Union College students, some of them would-be business owners, gathered Wednesday at the school's F.W. Olin Center to hear what it's like to succeed — and fail — as an entrepreneur.
Bo Peabody, a venture capitalist from Williamstown, Mass., who owned a high-flying Internet start-up during the 1990s, appeared there before the student-run Entrepreneurship Club.
He said almost every successful business was once on the verge of failure. So he told the students to brace for it.
“Google went through some very, very difficult times, and nobody tells that story,” Peabody said. “These businesses are always, always on the brink just before they become successful.”
Three students in the crowd are working hard on their own businesses already, so Peabody's comments were especially important to them.
Brian Selchick, a senior, established eWired Auctions LLC of Albany, which conducts online auctions for charities. Two sophomores, Josh DeBartolo and Steve Walker, have created a Web site — http://www.campusoutlaw.com — that allows college students to buy and sell used textbooks from each other.
Selchick said he looks up to Peabody, who graduated from Williams College in 1994, especially since he found success in business at an early age.
At Williams, Peabody created the Web site company Tripod Inc., which later was sold to Internet search engine Lycos Inc. for $58 million in stock. He now is a managing general partner of Village Ventures, a network of venture capital funds. He also owns two restaurants and a catering business in the Berkshires.
“A guy like Bo, for me, is a role model, a success story, all of that,” Selchick said. “We can point to guys like that and say this happens.”
It was Peabody's second speaking engagement in the Capital Region in the past year. Last June, he spoke to the Albany-Colonie Regional Chamber of Commerce about his book on being an entrepreneur, “Lucky or Smart?” Peabody said he has sold 50,000 copies of the book since it was published last year.
He said the book is also being used as reading for classes on 50 college campuses. He was invited to speak at Union because his book is being read in a history class about entrepreneurship in medieval Europe. Peabody's uncle is a Union graduate.

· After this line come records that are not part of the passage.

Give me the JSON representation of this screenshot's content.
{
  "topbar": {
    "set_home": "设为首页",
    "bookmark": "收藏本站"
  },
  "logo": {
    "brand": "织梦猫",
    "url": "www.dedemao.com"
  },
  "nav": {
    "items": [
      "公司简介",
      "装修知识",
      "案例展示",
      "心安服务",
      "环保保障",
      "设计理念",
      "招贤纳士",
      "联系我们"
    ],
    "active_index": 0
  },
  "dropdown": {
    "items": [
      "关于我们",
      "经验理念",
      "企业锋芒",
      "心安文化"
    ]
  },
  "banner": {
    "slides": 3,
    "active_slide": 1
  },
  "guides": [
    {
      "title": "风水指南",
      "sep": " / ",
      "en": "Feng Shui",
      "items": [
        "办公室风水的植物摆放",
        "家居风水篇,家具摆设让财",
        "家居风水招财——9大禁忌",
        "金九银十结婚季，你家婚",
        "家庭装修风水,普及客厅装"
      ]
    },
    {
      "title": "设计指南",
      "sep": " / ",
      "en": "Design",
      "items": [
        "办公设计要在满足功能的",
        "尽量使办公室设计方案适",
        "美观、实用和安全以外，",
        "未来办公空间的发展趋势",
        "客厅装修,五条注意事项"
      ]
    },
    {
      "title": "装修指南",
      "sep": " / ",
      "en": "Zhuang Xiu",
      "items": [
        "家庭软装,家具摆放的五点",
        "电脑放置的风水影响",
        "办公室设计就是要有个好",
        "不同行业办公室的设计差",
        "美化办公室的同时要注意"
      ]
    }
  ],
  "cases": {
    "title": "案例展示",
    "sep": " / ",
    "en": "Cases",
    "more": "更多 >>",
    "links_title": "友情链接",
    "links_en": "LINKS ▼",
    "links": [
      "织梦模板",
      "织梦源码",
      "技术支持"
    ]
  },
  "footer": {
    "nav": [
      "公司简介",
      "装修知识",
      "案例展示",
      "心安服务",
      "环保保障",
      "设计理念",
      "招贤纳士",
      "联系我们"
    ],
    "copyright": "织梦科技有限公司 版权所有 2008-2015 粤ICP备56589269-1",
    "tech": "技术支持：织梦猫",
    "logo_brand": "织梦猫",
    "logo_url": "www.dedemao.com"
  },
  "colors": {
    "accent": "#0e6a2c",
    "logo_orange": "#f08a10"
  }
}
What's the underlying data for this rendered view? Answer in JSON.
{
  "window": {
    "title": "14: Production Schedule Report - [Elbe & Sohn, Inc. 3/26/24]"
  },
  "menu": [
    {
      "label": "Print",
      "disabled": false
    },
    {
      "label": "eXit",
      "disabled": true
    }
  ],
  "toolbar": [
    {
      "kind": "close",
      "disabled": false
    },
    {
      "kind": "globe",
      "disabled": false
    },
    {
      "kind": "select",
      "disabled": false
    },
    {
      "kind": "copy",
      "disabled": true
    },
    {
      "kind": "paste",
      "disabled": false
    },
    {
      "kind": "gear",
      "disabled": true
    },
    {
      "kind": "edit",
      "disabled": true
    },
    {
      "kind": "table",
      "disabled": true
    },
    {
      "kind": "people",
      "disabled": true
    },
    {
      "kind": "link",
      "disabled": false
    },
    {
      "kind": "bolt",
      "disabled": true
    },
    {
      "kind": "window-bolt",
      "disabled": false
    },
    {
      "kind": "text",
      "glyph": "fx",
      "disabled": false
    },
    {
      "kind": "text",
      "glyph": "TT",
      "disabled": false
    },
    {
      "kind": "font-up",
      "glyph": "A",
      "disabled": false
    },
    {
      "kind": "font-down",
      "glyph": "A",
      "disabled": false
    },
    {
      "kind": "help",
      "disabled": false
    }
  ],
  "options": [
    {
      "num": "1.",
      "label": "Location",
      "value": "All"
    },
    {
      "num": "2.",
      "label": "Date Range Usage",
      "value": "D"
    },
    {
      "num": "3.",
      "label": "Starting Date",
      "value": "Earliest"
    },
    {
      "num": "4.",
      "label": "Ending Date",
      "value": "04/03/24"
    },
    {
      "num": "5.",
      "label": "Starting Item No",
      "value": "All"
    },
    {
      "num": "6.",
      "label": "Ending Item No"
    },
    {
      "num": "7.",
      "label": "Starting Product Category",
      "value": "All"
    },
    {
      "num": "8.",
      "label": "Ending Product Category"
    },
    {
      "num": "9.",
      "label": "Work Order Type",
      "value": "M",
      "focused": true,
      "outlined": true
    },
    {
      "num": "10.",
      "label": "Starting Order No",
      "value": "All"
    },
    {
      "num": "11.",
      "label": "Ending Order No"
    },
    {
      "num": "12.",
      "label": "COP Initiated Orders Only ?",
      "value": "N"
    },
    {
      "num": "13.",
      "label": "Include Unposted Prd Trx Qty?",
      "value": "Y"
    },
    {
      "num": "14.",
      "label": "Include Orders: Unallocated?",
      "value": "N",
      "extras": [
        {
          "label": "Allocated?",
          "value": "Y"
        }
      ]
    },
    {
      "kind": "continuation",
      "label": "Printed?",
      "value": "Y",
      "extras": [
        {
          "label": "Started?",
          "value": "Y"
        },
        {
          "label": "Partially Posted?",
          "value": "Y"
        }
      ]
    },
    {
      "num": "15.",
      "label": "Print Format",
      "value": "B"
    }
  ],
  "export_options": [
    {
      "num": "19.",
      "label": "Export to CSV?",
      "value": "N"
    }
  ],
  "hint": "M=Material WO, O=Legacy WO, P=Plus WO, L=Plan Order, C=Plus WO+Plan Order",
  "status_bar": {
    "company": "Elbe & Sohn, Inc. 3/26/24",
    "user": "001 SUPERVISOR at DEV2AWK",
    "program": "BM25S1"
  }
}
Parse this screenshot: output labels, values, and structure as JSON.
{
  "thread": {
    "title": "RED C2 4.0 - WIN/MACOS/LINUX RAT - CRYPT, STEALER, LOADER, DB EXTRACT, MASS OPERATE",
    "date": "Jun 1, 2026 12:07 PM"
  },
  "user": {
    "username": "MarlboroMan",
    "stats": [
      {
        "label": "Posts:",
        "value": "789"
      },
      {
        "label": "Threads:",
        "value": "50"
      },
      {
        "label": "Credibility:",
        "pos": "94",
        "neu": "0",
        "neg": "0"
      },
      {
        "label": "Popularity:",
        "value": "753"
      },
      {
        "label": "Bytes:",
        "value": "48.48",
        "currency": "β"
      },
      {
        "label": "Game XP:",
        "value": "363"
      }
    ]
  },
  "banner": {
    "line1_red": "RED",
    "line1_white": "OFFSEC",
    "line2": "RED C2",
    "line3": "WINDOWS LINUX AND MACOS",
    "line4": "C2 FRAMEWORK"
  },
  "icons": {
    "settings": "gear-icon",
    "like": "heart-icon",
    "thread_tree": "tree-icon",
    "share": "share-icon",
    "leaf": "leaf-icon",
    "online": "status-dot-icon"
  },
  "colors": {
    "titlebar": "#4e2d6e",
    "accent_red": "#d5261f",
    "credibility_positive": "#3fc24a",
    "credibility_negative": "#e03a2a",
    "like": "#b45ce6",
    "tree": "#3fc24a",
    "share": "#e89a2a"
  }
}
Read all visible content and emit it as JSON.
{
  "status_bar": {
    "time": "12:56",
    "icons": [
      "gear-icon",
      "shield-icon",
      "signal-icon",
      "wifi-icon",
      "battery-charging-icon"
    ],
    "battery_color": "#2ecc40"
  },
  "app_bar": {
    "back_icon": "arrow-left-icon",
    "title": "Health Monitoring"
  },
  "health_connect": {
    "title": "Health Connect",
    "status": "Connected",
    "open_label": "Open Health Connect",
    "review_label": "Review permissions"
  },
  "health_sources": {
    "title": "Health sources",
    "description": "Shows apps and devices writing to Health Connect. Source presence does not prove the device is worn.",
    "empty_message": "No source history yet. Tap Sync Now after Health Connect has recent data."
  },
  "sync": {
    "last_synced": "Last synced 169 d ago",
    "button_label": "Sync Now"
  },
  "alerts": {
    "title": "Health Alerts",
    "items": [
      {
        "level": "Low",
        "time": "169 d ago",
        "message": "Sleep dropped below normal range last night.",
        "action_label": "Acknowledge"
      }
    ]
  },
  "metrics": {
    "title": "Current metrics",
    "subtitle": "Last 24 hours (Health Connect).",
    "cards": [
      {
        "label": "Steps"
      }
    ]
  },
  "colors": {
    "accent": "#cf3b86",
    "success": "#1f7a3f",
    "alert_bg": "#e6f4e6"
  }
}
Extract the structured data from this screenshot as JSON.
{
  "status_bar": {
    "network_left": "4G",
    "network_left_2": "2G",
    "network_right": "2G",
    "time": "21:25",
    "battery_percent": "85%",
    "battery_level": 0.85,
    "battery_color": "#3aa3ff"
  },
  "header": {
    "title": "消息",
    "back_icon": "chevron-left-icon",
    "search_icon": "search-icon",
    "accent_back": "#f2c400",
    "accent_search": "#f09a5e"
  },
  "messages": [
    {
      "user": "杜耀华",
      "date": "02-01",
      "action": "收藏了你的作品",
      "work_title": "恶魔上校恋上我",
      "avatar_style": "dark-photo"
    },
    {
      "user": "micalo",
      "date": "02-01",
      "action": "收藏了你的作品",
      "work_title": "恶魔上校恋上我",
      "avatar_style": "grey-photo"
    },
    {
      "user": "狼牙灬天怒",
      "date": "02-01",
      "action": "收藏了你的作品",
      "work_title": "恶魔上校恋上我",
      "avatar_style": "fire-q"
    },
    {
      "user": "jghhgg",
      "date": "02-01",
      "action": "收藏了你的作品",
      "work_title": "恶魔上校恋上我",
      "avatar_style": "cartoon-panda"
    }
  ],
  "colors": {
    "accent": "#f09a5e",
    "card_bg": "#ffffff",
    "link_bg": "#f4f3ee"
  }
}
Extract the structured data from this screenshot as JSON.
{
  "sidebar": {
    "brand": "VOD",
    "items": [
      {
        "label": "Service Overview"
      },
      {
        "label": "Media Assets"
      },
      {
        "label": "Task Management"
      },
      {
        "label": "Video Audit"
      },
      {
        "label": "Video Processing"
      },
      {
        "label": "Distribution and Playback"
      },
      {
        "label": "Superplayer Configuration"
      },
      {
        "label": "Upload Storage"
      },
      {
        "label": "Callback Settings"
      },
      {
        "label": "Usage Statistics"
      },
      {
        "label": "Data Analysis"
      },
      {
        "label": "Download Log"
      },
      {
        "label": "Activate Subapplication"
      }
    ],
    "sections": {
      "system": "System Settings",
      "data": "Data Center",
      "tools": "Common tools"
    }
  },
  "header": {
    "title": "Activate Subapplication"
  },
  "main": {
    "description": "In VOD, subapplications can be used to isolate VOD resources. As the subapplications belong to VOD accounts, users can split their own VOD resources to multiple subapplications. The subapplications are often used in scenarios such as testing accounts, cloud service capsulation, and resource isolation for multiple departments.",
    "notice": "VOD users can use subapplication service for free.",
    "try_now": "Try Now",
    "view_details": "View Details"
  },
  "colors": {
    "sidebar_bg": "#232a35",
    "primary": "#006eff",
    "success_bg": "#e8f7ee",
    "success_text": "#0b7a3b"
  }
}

Jay Shah, a Union sophomore who is president of the Entrepreneurship Club, said the group has about 25 members, so he was glad that about double that number attended the event. He said he tried to launch an online dining business as a freshman that eventually failed, so Peabody's comments about success and failure hit home. He said Peabody energized him.
“I need to get a business going,” Shah said. “I need to come up with some innovative idea.”Read More